Supplied records:
# # #

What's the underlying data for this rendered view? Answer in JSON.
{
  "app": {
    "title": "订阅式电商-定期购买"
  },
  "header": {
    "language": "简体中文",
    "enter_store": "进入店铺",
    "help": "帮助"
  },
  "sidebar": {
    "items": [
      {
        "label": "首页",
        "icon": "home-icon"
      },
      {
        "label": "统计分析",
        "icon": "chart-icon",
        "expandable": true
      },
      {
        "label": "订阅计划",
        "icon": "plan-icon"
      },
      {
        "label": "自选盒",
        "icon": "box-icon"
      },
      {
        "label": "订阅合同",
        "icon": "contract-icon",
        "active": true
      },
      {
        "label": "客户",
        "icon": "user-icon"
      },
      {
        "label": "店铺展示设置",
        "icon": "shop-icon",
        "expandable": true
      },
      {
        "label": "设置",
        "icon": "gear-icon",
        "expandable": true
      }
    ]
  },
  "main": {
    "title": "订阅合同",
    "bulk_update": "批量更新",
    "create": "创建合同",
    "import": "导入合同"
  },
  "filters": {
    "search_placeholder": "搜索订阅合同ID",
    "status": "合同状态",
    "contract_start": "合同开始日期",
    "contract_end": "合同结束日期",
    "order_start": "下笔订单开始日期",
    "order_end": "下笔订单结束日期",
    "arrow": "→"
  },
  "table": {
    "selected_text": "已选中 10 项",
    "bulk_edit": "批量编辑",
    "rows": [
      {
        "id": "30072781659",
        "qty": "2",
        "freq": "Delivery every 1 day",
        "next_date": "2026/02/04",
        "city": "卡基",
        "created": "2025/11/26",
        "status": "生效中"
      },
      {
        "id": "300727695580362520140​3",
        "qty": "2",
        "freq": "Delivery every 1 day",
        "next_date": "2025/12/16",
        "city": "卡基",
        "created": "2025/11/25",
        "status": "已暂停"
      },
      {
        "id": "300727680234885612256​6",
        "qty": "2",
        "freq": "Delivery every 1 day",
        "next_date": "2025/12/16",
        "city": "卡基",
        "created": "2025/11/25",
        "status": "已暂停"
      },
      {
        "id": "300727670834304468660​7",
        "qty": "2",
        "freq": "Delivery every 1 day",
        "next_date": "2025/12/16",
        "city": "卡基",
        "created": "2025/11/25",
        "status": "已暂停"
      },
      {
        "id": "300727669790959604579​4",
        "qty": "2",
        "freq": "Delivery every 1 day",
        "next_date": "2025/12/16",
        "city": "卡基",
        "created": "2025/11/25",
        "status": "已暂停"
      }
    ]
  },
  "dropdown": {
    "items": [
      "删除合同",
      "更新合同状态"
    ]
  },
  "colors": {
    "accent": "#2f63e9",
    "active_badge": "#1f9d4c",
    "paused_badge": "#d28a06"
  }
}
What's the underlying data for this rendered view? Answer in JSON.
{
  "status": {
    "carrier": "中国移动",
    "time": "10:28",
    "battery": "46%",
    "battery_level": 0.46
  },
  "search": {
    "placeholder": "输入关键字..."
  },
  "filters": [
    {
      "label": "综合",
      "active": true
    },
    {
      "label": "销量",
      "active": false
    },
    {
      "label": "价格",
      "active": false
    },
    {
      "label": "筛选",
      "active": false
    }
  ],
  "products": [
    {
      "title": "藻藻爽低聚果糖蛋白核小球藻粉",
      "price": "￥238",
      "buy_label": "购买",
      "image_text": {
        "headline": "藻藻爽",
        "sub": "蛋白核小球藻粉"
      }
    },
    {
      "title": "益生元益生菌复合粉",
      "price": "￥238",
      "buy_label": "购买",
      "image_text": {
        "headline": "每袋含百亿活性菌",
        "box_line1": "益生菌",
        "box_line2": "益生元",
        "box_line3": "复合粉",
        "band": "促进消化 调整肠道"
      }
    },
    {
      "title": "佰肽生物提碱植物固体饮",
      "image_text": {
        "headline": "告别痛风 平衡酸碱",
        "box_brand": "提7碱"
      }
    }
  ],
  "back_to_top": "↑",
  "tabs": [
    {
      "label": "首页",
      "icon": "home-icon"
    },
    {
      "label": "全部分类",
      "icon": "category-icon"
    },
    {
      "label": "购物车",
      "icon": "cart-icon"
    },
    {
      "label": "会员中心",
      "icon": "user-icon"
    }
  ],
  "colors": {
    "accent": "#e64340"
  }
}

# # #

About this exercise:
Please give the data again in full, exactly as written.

Problem solution:
What's the underlying data for this rendered view? Answer in JSON.
{
  "app": {
    "title": "订阅式电商-定期购买"
  },
  "header": {
    "language": "简体中文",
    "enter_store": "进入店铺",
    "help": "帮助"
  },
  "sidebar": {
    "items": [
      {
        "label": "首页",
        "icon": "home-icon"
      },
      {
        "label": "统计分析",
        "icon": "chart-icon",
        "expandable": true
      },
      {
        "label": "订阅计划",
        "icon": "plan-icon"
      },
      {
        "label": "自选盒",
        "icon": "box-icon"
      },
      {
        "label": "订阅合同",
        "icon": "contract-icon",
        "active": true
      },
      {
        "label": "客户",
        "icon": "user-icon"
      },
      {
        "label": "店铺展示设置",
        "icon": "shop-icon",
        "expandable": true
      },
      {
        "label": "设置",
        "icon": "gear-icon",
        "expandable": true
      }
    ]
  },
  "main": {
    "title": "订阅合同",
    "bulk_update": "批量更新",
    "create": "创建合同",
    "import": "导入合同"
  },
  "filters": {
    "search_placeholder": "搜索订阅合同ID",
    "status": "合同状态",
    "contract_start": "合同开始日期",
    "contract_end": "合同结束日期",
    "order_start": "下笔订单开始日期",
    "order_end": "下笔订单结束日期",
    "arrow": "→"
  },
  "table": {
    "selected_text": "已选中 10 项",
    "bulk_edit": "批量编辑",
    "rows": [
      {
        "id": "30072781659",
        "qty": "2",
        "freq": "Delivery every 1 day",
        "next_date": "2026/02/04",
        "city": "卡基",
        "created": "2025/11/26",
        "status": "生效中"
      },
      {
        "id": "300727695580362520140​3",
        "qty": "2",
        "freq": "Delivery every 1 day",
        "next_date": "2025/12/16",
        "city": "卡基",
        "created": "2025/11/25",
        "status": "已暂停"
      },
      {
        "id": "300727680234885612256​6",
        "qty": "2",
        "freq": "Delivery every 1 day",
        "next_date": "2025/12/16",
        "city": "卡基",
        "created": "2025/11/25",
        "status": "已暂停"
      },
      {
        "id": "300727670834304468660​7",
        "qty": "2",
        "freq": "Delivery every 1 day",
        "next_date": "2025/12/16",
        "city": "卡基",
        "created": "2025/11/25",
        "status": "已暂停"
      },
      {
        "id": "300727669790959604579​4",
        "qty": "2",
        "freq": "Delivery every 1 day",
        "next_date": "2025/12/16",
        "city": "卡基",
        "created": "2025/11/25",
        "status": "已暂停"
      }
    ]
  },
  "dropdown": {
    "items": [
      "删除合同",
      "更新合同状态"
    ]
  },
  "colors": {
    "accent": "#2f63e9",
    "active_badge": "#1f9d4c",
    "paused_badge": "#d28a06"
  }
}
What's the underlying data for this rendered view? Answer in JSON.
{
  "status": {
    "carrier": "中国移动",
    "time": "10:28",
    "battery": "46%",
    "battery_level": 0.46
  },
  "search": {
    "placeholder": "输入关键字..."
  },
  "filters": [
    {
      "label": "综合",
      "active": true
    },
    {
      "label": "销量",
      "active": false
    },
    {
      "label": "价格",
      "active": false
    },
    {
      "label": "筛选",
      "active": false
    }
  ],
  "products": [
    {
      "title": "藻藻爽低聚果糖蛋白核小球藻粉",
      "price": "￥238",
      "buy_label": "购买",
      "image_text": {
        "headline": "藻藻爽",
        "sub": "蛋白核小球藻粉"
      }
    },
    {
      "title": "益生元益生菌复合粉",
      "price": "￥238",
      "buy_label": "购买",
      "image_text": {
        "headline": "每袋含百亿活性菌",
        "box_line1": "益生菌",
        "box_line2": "益生元",
        "box_line3": "复合粉",
        "band": "促进消化 调整肠道"
      }
    },
    {
      "title": "佰肽生物提碱植物固体饮",
      "image_text": {
        "headline": "告别痛风 平衡酸碱",
        "box_brand": "提7碱"
      }
    }
  ],
  "back_to_top": "↑",
  "tabs": [
    {
      "label": "首页",
      "icon": "home-icon"
    },
    {
      "label": "全部分类",
      "icon": "category-icon"
    },
    {
      "label": "购物车",
      "icon": "cart-icon"
    },
    {
      "label": "会员中心",
      "icon": "user-icon"
    }
  ],
  "colors": {
    "accent": "#e64340"
  }
}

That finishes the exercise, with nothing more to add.